--- RECORDS SUPPLIED Enclosed Below ---
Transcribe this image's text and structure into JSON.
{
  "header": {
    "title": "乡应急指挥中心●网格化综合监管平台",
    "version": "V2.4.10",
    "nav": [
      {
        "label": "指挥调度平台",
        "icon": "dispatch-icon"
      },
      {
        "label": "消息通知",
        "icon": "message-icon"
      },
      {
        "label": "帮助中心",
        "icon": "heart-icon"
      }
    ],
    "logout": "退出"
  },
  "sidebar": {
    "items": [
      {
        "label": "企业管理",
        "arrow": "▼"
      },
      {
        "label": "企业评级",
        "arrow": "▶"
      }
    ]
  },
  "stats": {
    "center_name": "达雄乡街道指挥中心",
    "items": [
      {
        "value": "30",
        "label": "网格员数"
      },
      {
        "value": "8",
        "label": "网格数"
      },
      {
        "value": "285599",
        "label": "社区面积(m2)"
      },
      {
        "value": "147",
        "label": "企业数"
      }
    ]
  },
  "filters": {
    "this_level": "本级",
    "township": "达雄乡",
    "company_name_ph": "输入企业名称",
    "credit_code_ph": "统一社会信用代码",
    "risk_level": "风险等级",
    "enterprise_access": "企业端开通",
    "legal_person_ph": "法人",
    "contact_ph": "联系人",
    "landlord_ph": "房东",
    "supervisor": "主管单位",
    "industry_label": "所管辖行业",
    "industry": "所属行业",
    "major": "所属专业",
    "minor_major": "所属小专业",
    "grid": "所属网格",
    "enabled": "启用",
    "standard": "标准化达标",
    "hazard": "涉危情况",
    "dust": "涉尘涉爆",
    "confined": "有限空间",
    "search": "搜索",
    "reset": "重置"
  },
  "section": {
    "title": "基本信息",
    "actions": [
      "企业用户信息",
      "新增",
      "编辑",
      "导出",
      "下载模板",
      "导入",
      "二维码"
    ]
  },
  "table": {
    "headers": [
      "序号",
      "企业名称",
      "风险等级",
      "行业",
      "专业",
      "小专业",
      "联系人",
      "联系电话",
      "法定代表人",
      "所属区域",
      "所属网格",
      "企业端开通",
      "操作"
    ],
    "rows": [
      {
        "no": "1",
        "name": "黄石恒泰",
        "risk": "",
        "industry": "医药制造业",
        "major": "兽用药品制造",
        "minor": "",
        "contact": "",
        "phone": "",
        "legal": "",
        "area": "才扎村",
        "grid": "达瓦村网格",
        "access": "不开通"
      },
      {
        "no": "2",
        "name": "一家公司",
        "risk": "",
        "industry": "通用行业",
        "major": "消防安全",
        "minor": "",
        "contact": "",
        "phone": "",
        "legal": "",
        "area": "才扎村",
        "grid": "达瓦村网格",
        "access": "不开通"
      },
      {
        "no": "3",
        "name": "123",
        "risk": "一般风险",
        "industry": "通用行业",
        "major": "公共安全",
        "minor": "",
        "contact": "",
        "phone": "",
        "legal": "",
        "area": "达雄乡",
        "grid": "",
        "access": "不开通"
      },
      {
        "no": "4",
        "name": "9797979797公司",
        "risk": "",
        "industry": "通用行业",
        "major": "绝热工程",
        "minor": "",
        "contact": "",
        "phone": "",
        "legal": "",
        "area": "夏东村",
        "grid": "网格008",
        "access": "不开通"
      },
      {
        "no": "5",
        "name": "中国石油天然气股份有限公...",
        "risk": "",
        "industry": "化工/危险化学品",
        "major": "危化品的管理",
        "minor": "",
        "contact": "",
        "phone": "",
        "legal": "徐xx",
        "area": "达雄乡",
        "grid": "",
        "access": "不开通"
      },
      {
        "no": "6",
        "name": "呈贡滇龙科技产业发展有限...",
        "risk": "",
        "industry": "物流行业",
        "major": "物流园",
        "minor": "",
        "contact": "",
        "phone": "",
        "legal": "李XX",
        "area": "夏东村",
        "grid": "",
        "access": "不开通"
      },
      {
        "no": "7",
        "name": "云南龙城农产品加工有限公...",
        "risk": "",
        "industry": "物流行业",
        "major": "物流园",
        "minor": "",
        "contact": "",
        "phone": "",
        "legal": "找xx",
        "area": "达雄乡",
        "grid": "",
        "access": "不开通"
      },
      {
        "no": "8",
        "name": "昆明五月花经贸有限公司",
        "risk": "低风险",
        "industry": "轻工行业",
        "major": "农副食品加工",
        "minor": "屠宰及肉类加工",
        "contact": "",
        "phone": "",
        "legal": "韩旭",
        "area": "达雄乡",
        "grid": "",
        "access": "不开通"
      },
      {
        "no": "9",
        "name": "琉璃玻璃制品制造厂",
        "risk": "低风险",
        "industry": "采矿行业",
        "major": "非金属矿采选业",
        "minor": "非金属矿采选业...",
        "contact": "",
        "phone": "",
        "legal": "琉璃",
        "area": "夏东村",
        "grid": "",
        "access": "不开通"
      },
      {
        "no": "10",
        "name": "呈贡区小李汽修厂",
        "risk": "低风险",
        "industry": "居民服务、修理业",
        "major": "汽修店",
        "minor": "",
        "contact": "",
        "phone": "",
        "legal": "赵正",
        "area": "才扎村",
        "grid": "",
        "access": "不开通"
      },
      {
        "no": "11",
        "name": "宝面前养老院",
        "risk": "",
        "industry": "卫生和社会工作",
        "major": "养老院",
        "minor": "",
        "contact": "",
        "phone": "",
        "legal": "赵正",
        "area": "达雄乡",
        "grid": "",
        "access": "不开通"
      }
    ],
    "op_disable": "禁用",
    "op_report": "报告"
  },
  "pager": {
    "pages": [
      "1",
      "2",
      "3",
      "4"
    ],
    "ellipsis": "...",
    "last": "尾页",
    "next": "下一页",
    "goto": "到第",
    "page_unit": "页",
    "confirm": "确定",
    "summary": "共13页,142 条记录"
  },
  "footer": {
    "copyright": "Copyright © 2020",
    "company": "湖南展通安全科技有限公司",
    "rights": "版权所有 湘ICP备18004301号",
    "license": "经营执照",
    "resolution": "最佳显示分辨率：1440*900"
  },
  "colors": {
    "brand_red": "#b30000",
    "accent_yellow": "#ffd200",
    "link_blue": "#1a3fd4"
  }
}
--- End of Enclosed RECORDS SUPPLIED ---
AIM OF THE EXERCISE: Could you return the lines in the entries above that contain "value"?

PROBLEM SOLUTION:
        "value": "30",
        "value": "8",
        "value": "285599",
        "value": "147",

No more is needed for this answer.